after its shipment to New York, are unfounded because such information
would help resolve the jurisdictional issues under the fourth and fifth
elements of § 302(a)(3)(ii) of the long-arm statute. On the other
hand, although Defendants have been less than forthcoming in their
interrogatory responses, some of Plaintiff's interrogatories are outside
the scope of the Court's Order. For instance, any of Plaintiff's
interrogatories about safety warnings or the design of the rewinder are
improper because they seek information that goes to the merits of the
case rather than to any jurisdictional issues.
Since neither party has fully complied with its December 5, 2002 Order,
the Court directs the parties to engage in further discovery as to the
following issues only:
1) whether Defendant transacted business in
New York within the meaning of
2) whether Defendant contracted to supply
goods or services to ATC in New York;
3) information about the terms of the
contract between ATC and Defendant

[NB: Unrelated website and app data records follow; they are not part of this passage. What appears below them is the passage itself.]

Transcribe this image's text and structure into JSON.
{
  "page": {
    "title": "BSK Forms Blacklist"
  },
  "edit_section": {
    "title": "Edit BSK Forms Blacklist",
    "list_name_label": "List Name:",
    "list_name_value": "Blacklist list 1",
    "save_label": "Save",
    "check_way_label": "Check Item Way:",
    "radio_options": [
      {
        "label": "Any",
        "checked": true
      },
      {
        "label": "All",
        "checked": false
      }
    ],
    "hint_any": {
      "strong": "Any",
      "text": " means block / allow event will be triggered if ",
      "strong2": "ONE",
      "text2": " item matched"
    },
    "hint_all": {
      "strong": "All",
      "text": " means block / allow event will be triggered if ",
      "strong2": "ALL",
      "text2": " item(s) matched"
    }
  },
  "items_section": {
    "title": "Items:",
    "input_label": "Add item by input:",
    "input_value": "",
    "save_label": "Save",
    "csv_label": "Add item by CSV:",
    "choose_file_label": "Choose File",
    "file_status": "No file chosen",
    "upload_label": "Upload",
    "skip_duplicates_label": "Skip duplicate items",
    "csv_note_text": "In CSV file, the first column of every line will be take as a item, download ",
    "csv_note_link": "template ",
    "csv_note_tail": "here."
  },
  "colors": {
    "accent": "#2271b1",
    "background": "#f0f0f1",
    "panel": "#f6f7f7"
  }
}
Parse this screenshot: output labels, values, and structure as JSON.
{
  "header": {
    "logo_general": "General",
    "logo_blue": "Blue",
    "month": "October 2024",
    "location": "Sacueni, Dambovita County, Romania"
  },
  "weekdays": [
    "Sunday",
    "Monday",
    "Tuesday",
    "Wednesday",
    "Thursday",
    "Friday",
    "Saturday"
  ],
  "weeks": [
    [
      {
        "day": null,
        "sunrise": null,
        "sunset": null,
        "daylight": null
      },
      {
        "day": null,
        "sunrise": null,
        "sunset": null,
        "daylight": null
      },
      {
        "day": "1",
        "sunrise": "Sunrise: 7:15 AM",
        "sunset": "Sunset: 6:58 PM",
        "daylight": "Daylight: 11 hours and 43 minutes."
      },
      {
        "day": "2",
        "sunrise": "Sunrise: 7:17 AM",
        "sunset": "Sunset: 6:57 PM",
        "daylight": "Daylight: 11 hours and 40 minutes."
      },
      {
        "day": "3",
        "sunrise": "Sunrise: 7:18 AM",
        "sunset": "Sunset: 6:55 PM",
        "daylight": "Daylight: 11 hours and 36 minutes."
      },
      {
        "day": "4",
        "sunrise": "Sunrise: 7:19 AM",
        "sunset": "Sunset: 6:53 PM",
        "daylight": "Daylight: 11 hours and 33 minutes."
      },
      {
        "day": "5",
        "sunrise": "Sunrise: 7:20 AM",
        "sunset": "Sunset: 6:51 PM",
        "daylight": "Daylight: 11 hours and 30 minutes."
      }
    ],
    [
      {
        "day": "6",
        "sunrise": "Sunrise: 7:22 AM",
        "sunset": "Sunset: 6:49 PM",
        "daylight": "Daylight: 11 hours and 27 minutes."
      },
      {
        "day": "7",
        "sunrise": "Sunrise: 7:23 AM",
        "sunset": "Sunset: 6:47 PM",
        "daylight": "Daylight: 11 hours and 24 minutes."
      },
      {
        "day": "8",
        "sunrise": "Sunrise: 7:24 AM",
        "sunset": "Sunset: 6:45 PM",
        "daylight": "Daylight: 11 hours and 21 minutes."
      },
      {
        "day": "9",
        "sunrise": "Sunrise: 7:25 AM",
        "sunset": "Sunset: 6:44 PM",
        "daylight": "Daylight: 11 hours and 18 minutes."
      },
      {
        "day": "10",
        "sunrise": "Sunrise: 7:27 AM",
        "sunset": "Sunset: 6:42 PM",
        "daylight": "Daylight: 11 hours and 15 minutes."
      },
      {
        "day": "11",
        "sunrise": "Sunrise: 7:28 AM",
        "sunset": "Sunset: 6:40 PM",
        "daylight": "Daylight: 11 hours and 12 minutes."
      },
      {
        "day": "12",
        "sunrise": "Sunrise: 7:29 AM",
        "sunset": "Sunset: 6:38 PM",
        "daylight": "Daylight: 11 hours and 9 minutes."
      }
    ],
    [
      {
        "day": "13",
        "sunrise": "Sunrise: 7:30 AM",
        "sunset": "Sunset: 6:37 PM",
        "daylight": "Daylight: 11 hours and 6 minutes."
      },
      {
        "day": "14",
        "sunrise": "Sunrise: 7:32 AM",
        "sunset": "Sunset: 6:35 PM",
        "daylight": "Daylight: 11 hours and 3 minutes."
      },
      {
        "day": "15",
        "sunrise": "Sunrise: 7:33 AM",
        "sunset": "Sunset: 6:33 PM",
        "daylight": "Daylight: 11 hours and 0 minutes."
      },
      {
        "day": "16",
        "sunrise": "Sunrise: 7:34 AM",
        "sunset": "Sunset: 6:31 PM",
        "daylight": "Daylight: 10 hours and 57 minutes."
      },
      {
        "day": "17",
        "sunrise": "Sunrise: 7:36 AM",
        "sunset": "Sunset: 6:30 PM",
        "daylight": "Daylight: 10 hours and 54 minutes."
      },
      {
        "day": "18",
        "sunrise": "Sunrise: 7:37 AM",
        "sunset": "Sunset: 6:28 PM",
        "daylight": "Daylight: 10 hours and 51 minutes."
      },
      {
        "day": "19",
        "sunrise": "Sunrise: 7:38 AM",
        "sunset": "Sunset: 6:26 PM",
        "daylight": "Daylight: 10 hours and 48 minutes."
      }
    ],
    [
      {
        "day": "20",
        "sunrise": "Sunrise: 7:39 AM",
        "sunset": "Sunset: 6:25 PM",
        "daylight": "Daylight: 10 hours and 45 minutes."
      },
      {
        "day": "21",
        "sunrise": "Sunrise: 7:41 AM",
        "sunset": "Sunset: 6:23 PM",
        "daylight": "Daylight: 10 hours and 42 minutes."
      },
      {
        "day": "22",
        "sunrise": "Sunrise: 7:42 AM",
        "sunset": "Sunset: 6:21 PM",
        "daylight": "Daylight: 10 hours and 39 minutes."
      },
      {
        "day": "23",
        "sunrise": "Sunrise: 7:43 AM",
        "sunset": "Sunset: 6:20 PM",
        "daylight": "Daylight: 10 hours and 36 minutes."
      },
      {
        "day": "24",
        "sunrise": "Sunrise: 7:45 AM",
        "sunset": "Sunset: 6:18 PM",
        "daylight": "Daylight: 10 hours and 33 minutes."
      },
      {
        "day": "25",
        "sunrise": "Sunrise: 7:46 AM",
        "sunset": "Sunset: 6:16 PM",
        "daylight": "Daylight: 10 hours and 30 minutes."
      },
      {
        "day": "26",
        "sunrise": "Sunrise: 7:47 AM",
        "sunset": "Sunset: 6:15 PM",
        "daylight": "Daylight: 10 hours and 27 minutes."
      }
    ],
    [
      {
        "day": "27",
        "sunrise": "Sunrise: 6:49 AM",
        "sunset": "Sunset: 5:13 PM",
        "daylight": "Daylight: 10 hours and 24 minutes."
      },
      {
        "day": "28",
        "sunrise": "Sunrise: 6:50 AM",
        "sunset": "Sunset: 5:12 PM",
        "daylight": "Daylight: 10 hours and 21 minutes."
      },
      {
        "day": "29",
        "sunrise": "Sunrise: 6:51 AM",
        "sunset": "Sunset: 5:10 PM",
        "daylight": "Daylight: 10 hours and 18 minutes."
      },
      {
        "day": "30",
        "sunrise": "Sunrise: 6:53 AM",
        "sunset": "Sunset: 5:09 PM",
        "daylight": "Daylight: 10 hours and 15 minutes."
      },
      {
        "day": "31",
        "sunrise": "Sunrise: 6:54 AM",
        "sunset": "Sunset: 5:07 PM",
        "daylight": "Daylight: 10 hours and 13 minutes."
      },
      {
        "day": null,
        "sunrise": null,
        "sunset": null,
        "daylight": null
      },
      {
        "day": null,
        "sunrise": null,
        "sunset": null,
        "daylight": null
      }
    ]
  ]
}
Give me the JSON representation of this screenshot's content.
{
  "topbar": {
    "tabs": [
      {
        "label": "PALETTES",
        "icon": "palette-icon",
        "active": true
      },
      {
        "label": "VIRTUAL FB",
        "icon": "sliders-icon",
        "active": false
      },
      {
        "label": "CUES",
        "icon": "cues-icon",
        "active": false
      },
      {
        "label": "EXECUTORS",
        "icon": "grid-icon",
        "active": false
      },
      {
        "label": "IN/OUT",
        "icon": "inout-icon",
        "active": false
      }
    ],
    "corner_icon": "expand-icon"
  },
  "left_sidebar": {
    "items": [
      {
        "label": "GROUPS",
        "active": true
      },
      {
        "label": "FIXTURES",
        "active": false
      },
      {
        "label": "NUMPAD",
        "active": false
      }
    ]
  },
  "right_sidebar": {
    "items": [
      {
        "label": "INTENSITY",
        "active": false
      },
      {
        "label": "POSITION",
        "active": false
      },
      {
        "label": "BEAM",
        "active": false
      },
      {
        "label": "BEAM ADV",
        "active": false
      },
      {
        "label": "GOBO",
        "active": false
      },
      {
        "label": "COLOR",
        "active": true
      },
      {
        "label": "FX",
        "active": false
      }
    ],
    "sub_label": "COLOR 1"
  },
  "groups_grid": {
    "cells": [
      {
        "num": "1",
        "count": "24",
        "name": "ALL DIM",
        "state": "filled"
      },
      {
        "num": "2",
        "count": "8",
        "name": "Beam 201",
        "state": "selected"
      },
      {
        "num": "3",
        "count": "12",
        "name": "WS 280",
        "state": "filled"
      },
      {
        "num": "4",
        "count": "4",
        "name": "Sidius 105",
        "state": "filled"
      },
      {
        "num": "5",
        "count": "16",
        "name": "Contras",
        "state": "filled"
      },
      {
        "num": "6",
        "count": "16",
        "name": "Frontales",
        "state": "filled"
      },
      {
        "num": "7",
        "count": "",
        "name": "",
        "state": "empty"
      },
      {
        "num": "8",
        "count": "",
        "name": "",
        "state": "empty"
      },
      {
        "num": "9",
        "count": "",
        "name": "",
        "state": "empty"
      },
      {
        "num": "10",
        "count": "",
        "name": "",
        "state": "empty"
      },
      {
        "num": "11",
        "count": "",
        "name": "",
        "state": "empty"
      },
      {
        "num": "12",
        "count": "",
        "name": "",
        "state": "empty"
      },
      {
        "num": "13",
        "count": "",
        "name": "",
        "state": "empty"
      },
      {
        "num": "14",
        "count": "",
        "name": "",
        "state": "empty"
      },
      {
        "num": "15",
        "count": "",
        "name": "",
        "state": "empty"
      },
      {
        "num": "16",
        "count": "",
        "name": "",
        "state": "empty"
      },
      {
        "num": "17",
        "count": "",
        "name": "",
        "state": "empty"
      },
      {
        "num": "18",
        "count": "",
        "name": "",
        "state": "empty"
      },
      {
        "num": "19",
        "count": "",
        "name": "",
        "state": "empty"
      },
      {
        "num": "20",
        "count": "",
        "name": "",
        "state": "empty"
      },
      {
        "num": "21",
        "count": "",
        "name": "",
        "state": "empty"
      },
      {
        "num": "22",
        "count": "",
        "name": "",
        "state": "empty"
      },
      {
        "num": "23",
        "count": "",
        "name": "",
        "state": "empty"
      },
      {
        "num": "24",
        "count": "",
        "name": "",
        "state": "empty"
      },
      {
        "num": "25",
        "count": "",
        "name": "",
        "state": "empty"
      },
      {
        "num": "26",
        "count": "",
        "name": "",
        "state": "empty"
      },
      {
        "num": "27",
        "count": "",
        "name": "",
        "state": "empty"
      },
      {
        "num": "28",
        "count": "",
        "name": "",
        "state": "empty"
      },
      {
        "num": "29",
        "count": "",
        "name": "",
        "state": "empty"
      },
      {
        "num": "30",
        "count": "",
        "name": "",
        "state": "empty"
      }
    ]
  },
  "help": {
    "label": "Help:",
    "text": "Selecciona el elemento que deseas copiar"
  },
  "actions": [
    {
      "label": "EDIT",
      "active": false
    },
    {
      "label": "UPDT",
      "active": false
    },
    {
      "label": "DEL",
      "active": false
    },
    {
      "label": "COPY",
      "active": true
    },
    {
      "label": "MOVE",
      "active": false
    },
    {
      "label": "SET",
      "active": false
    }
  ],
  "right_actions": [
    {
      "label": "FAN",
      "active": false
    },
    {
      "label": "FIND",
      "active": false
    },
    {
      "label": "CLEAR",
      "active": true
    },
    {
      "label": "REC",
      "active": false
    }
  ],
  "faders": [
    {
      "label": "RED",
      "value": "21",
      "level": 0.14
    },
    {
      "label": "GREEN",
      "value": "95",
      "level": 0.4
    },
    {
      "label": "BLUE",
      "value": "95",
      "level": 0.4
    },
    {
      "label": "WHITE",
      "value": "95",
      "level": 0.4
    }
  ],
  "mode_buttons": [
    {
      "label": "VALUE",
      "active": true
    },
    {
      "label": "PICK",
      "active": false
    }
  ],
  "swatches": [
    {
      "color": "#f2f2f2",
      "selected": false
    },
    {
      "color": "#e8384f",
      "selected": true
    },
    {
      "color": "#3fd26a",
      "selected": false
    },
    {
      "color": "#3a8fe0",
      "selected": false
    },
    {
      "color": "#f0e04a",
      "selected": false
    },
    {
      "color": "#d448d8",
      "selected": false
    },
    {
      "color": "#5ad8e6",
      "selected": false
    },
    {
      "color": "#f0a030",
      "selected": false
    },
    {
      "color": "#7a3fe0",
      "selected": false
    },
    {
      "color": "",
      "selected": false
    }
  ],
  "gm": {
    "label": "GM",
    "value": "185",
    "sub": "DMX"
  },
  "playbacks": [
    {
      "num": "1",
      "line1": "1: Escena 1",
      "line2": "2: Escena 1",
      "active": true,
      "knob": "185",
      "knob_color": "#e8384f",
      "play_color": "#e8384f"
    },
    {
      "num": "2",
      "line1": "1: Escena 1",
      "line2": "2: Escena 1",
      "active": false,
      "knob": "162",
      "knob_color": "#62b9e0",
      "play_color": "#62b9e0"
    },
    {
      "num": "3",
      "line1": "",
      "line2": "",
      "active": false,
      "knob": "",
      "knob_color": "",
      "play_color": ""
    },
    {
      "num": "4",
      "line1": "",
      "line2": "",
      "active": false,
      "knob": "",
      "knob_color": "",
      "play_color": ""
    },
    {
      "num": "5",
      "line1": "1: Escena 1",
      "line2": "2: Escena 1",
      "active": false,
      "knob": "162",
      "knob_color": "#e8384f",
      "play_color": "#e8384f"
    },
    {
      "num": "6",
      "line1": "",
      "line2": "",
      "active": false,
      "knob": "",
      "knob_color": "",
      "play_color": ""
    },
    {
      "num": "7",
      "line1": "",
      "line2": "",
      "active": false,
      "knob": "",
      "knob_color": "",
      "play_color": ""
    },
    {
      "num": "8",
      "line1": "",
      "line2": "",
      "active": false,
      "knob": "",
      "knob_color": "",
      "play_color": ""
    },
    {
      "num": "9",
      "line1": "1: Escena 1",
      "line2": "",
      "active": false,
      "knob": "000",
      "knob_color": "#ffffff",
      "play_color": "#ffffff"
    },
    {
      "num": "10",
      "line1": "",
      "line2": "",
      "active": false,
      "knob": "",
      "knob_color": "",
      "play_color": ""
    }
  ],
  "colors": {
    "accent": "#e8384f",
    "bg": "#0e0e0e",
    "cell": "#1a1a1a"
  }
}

regarding the sale and installation of
the rewinder, as well as any training
that Defendant was to provide to ATC
Accordingly, the Court denies Defendant's motion to dismiss with leave
to renew and remands this case to Magistrate Judge Treece for this and
any other pre-trial discovery matters.
After carefully considering the file in this matter and the parties'
submissions, as well as the applicable law, and for the reasons stated
herein, the Court hereby
ORDERS that Defendant's motion to dismiss is DENIED
with leave to renew; and the Court further
ORDERS that Plaintiff's motion for sanctions pursuant to
Rule 37 of the Federal Rules of Civil Procedure is DENIED; and the
ORDERS that this case is remanded to Magistrate Judge
Randolph J. Treece for all further pre-trial discovery matters.
IT IS SO ORDERED.